TASK INPUTS ::
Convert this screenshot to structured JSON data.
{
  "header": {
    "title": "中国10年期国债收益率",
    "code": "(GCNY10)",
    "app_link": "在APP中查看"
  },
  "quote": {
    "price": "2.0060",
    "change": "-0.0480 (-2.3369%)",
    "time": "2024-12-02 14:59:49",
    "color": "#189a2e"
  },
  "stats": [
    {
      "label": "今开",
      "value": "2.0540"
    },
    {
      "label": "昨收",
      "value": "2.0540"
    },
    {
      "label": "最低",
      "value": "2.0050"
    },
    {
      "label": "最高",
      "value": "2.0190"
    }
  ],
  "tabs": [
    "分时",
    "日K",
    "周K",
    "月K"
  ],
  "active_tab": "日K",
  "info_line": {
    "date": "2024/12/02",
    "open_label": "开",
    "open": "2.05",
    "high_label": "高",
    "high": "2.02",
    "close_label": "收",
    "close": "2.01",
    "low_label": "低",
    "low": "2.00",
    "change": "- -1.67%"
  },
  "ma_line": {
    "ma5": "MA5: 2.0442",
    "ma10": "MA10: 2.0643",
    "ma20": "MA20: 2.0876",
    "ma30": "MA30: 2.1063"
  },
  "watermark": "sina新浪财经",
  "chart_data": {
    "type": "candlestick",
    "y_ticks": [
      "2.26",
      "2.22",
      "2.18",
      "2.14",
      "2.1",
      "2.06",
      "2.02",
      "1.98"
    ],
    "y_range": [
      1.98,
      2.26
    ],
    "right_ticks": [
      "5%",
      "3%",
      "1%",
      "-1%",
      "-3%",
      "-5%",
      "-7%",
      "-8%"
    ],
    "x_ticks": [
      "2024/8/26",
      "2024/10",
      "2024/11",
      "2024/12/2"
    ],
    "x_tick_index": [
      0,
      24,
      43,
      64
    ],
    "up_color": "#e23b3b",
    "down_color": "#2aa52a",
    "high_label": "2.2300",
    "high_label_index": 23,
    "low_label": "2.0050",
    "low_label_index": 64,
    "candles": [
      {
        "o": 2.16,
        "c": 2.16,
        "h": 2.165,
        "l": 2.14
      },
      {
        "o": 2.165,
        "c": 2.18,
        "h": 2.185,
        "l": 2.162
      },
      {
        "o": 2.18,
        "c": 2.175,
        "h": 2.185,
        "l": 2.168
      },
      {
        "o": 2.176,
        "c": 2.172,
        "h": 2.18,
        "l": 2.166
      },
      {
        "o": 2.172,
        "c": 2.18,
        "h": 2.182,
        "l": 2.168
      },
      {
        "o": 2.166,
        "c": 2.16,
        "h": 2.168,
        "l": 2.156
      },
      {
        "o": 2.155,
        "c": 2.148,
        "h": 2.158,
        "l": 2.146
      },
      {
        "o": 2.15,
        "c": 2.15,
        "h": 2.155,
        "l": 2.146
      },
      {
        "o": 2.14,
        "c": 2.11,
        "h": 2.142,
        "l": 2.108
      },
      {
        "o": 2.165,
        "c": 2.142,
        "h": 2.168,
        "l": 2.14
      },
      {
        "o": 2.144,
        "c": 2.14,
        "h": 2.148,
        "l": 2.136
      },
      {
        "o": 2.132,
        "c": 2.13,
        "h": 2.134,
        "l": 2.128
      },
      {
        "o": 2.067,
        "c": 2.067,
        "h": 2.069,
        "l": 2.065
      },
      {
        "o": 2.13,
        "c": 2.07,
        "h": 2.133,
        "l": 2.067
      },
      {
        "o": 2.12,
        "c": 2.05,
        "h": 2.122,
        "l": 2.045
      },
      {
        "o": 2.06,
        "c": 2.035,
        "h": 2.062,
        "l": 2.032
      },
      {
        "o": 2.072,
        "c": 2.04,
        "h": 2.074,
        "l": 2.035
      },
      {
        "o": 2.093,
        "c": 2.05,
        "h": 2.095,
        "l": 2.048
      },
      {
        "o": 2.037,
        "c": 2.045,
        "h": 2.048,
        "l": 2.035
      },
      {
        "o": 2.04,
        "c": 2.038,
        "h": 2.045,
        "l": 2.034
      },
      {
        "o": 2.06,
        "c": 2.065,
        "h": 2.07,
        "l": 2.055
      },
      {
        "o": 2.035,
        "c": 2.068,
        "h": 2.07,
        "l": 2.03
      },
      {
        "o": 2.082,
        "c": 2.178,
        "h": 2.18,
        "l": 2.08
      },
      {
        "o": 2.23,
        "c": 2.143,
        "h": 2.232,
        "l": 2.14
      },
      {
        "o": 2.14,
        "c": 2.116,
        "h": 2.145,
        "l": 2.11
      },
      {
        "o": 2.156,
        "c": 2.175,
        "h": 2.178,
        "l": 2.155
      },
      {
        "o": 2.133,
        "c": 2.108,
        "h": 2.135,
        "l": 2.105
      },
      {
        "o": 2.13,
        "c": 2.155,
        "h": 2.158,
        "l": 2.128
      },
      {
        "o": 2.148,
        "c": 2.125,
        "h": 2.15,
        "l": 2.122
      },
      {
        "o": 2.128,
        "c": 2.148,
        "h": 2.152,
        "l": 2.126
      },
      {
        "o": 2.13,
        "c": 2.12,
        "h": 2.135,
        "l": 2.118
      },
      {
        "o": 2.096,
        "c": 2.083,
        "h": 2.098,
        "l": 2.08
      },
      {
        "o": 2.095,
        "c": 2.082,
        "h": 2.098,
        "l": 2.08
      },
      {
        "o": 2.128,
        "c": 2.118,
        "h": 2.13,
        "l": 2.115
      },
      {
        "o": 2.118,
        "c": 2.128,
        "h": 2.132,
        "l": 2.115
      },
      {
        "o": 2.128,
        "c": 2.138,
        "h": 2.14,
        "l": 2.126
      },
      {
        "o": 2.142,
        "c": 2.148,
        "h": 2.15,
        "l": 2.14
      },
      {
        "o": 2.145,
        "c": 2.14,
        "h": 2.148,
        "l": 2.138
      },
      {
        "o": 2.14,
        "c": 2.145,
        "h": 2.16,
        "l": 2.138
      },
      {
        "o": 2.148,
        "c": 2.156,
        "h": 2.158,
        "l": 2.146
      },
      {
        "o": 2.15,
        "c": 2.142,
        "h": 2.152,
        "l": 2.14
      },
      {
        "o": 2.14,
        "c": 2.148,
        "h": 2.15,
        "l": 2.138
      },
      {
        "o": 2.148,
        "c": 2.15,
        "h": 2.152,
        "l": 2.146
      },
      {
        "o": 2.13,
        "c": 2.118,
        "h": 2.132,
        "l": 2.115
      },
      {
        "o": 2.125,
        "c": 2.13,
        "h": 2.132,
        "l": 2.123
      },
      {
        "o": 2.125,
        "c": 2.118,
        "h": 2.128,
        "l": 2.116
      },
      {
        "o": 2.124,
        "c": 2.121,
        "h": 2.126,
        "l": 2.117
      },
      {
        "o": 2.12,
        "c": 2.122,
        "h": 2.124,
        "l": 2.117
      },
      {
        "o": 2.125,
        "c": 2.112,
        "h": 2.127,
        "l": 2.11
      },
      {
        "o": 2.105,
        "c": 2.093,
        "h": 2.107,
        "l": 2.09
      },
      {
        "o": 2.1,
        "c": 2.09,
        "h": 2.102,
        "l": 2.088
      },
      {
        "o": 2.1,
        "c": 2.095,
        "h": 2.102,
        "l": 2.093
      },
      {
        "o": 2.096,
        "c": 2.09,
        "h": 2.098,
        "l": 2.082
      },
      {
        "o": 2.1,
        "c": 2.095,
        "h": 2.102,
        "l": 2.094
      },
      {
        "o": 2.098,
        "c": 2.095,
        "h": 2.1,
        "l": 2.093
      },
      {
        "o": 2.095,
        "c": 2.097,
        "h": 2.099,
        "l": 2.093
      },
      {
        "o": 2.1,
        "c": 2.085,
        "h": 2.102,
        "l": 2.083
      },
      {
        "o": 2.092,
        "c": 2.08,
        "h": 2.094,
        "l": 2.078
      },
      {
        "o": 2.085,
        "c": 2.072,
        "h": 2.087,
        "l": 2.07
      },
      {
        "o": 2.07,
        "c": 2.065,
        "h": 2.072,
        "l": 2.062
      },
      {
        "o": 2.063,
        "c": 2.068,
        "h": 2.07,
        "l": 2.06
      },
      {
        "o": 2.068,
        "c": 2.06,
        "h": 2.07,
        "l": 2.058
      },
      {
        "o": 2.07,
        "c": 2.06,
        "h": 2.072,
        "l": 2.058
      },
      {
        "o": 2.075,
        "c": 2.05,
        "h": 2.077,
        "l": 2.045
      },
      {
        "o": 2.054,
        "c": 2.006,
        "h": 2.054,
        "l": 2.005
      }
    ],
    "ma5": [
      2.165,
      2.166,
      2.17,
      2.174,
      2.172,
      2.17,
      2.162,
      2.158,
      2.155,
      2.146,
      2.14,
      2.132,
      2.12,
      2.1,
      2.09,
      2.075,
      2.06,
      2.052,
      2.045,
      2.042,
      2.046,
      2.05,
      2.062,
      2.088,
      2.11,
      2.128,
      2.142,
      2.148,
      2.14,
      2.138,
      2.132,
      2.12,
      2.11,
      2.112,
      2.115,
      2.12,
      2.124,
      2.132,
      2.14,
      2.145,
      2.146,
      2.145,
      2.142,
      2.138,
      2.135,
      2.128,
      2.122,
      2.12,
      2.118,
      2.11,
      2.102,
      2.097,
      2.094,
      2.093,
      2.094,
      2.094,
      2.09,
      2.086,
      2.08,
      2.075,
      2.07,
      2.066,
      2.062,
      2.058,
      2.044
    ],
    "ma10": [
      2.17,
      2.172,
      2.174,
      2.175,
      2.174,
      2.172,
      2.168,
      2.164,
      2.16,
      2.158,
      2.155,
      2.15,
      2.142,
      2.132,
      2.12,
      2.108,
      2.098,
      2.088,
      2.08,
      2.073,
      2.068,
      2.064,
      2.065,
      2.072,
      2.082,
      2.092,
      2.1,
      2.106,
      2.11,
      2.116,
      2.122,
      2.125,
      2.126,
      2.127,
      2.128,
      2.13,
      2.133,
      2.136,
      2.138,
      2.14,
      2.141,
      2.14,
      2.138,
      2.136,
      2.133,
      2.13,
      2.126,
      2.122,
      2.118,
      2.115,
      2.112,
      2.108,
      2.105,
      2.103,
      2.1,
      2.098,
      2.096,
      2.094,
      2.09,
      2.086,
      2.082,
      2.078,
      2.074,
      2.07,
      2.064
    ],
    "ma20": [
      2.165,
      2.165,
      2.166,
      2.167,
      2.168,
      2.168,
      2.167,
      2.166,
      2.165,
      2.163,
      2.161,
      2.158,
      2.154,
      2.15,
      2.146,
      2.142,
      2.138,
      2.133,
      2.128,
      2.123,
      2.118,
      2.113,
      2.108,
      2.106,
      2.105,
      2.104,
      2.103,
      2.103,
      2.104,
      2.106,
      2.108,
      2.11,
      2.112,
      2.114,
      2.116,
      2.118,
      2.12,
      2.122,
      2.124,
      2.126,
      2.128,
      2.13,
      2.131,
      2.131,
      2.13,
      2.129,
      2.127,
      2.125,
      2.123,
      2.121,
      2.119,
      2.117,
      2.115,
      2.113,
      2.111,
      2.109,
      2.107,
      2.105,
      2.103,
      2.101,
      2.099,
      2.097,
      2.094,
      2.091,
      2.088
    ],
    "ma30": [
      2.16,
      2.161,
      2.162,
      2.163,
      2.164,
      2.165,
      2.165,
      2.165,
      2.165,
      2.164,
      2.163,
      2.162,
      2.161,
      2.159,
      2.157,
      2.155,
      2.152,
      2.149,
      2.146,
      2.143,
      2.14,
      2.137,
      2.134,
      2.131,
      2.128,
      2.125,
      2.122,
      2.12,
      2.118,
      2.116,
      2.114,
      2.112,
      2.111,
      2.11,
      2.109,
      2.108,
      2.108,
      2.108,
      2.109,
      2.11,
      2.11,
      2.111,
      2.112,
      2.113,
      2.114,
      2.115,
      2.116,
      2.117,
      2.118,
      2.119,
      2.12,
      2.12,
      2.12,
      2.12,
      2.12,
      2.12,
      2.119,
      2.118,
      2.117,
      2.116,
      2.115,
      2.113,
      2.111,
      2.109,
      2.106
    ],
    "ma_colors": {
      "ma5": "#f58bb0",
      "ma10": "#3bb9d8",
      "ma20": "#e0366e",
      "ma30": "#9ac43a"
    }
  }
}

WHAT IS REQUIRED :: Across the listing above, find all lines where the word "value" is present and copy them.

ANSWER AREA ::
      "value": "2.0540"
      "value": "2.0540"
      "value": "2.0050"
      "value": "2.0190"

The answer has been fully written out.